White bass look like short stripers. They are silvery-white with five to eight dusky black stripes on the sides. Stripes below the lateral line are faint and may be uneven. Whites are stockier than stripers, with a smaller head, and dorsal fins are set closer together.
White bass are found mostly in the Apalachicola and Ochlockonee river systems.
Male white bass move upstream in big schools to a dam or other barrier in early spring, Females follow, and spawning occurs in moving water over shoals or hard bottoms. Females may lay as many as half a million adhesive eggs that stick to rocks and gravel. White bass eat minnows and open-water baitfish like gizzard or threadfin shad.

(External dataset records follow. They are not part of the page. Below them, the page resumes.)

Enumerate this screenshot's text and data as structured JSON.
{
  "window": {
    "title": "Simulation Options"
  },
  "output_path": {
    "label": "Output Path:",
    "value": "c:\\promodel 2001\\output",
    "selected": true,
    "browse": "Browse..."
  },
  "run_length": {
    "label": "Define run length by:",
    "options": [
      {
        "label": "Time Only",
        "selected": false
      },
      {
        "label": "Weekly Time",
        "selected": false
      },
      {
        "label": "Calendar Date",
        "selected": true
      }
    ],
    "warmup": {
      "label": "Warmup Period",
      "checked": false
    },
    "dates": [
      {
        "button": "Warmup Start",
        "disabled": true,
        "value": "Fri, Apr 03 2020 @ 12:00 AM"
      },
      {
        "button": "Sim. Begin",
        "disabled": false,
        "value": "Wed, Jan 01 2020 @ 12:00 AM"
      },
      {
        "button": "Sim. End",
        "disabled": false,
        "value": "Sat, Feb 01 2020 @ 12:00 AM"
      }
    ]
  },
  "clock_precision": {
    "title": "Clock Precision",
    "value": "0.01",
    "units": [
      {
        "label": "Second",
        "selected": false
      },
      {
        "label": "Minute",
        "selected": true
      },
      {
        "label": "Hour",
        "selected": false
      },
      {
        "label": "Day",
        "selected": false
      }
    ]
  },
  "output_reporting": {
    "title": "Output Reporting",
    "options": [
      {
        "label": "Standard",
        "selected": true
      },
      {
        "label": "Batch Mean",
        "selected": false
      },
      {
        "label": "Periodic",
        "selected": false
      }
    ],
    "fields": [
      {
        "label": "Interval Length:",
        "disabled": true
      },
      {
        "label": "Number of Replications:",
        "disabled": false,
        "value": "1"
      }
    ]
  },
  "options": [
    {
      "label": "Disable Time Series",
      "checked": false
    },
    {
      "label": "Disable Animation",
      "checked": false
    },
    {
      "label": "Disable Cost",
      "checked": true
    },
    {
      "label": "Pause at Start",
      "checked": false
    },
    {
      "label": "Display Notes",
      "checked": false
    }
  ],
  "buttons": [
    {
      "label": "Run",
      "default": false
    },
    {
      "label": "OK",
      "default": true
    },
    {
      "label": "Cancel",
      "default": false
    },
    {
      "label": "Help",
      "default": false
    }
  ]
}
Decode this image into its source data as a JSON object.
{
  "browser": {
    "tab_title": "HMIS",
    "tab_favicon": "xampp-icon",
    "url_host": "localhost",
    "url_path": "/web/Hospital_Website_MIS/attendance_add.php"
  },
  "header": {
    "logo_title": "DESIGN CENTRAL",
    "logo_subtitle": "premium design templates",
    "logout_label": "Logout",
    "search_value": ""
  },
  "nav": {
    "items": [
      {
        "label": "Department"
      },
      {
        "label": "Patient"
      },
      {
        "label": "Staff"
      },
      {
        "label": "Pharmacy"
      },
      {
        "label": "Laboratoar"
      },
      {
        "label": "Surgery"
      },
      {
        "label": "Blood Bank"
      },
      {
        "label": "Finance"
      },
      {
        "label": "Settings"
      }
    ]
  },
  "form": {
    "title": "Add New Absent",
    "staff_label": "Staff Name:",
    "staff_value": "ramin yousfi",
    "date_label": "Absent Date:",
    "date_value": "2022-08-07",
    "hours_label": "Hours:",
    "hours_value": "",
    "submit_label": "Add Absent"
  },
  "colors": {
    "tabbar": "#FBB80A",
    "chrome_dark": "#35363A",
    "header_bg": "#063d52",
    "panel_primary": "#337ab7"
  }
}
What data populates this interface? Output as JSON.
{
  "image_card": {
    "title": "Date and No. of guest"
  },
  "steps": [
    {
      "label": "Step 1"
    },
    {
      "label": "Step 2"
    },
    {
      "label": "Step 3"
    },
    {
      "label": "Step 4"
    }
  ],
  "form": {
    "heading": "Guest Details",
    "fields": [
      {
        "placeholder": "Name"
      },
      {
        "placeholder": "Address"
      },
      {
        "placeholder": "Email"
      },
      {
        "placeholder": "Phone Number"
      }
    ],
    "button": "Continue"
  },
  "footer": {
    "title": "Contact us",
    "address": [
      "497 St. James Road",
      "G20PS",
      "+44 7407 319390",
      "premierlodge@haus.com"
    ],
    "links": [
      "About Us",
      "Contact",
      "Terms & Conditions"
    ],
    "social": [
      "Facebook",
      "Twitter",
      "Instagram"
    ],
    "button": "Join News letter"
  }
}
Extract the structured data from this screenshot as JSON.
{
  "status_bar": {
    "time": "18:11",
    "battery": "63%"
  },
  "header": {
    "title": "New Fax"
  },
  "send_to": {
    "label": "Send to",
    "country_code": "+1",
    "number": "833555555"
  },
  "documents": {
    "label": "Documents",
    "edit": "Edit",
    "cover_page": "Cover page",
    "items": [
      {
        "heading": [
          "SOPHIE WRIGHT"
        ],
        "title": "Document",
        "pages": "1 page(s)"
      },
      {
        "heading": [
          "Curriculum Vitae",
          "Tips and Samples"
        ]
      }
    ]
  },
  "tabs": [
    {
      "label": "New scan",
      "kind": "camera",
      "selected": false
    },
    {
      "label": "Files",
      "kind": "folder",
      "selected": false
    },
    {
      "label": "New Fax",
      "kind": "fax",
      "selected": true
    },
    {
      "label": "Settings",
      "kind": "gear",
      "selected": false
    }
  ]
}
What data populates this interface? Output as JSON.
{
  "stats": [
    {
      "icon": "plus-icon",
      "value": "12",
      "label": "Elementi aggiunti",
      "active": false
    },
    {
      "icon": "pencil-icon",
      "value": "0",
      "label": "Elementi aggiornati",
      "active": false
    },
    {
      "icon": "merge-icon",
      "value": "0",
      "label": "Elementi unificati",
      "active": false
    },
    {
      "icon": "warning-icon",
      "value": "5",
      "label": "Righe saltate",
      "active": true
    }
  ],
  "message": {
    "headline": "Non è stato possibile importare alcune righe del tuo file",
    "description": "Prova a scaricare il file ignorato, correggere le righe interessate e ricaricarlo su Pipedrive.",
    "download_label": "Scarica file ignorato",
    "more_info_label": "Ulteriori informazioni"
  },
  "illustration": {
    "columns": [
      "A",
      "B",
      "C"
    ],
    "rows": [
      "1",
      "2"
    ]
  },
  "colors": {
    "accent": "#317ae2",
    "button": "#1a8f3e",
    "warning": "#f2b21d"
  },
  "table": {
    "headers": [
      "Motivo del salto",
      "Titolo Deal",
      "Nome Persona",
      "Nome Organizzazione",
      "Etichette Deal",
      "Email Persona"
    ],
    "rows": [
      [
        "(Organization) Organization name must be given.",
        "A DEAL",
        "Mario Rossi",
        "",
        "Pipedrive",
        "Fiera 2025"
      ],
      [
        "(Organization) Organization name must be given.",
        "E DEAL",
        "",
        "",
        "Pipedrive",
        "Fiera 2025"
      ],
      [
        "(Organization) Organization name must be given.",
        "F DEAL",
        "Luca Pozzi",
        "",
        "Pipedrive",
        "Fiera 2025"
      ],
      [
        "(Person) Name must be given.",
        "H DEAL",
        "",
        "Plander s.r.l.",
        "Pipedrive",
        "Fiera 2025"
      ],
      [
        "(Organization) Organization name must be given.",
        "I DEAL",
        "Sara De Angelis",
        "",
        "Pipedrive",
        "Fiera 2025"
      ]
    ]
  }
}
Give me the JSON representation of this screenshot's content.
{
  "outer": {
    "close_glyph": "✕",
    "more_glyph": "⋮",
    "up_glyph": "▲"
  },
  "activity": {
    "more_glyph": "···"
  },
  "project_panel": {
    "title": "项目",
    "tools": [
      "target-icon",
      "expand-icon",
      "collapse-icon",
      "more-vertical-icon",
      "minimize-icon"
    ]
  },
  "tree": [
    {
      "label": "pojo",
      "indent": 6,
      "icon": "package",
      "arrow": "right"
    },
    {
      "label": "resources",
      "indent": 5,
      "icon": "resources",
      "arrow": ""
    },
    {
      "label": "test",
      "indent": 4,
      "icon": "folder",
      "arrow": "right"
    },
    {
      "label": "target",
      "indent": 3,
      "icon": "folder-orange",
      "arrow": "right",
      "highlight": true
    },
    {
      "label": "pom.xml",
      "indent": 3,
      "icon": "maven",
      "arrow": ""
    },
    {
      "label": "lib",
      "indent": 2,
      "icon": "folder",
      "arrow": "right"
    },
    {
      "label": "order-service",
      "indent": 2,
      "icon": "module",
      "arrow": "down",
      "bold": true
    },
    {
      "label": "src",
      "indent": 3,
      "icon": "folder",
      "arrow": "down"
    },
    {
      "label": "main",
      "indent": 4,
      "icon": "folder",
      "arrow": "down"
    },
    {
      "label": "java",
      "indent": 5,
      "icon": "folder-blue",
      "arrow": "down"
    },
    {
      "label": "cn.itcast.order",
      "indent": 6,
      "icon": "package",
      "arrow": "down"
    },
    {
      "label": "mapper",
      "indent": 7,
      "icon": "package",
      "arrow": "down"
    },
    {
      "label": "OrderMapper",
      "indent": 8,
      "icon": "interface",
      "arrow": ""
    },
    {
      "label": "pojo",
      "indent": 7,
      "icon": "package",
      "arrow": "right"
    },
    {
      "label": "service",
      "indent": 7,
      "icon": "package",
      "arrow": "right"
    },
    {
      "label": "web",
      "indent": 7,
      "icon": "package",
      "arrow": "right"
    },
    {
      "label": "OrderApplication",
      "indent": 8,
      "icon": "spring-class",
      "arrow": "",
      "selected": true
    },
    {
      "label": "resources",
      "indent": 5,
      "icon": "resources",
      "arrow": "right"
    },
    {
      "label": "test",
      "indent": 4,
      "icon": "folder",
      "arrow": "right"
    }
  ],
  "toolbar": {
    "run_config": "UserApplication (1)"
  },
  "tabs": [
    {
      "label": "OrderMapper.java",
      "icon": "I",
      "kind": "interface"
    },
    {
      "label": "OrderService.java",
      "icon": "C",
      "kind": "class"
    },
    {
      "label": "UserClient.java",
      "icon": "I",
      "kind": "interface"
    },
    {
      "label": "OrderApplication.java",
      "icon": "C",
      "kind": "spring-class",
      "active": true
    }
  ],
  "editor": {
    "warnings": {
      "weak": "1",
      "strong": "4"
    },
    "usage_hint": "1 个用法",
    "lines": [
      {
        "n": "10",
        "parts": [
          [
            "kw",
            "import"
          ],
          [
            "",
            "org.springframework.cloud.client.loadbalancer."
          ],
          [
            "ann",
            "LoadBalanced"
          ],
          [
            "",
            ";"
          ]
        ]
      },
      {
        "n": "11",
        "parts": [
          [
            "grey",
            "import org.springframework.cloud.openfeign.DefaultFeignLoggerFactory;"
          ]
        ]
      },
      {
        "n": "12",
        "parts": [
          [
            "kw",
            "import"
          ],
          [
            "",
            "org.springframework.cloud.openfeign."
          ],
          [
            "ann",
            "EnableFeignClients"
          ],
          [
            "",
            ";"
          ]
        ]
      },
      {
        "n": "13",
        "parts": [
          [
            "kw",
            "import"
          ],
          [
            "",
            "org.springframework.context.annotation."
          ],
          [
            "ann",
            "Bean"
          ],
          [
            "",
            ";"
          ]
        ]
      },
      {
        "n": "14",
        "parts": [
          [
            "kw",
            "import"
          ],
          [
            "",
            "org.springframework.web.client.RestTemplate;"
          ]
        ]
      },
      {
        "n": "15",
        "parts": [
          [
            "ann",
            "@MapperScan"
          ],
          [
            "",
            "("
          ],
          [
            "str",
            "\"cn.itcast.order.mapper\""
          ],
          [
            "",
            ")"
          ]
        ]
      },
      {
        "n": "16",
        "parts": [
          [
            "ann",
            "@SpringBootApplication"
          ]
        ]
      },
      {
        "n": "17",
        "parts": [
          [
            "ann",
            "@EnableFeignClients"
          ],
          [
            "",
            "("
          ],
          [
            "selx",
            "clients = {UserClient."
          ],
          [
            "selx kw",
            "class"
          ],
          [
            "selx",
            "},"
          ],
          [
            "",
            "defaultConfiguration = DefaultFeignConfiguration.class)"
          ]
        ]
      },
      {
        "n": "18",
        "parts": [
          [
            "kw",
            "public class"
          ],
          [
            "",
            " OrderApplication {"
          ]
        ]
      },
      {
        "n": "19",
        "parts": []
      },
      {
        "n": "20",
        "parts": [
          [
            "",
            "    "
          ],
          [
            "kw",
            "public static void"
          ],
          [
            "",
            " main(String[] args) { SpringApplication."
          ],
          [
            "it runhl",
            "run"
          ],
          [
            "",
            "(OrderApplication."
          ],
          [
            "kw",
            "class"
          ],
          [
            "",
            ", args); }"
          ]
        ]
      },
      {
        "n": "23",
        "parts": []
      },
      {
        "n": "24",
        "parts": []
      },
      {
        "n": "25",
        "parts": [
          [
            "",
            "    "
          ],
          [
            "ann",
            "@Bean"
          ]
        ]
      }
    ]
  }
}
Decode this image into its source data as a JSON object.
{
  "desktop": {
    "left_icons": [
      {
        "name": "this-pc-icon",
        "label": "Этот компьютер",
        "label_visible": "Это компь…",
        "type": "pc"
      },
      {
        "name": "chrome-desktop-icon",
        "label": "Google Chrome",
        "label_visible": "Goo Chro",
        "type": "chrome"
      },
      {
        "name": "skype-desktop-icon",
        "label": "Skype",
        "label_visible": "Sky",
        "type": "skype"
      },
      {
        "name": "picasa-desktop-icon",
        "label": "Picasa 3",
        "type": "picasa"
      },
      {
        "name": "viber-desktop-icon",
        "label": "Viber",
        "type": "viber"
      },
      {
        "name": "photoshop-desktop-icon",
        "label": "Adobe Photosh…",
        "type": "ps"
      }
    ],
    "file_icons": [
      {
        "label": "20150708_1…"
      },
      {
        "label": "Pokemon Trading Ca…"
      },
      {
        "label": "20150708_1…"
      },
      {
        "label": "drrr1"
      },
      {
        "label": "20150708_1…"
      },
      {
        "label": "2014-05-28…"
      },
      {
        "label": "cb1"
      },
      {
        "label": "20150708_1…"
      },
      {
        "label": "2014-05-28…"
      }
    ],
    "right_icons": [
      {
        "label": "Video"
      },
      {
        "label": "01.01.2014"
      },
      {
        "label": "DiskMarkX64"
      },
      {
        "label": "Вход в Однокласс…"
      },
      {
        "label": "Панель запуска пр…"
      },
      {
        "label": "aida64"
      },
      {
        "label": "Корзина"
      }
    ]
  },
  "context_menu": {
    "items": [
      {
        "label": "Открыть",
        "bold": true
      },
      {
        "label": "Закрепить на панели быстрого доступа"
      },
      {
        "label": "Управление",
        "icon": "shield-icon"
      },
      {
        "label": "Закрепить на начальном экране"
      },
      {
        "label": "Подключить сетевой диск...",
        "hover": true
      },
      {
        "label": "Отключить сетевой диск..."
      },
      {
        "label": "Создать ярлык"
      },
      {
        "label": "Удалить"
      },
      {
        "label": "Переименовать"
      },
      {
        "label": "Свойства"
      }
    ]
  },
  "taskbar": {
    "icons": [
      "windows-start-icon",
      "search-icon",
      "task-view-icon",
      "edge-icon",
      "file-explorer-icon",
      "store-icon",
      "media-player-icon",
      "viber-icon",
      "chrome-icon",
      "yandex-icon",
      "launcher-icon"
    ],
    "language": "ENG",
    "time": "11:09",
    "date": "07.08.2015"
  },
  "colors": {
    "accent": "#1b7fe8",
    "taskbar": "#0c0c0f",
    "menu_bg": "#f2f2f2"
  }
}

State Record: 4.69 lbs.
Big Catch minimum: 15 inches or 2.5 lbs.
Fishing Tips and Facts: Their aggressive nature and schooling tendency make them easy fish to catch. Use light tackle, with flies, spinners, small plugs or minnows for bait. Look for feeding schools that occur toward evening in shallow areas.
Image Credit: © Duane Raver, Jr.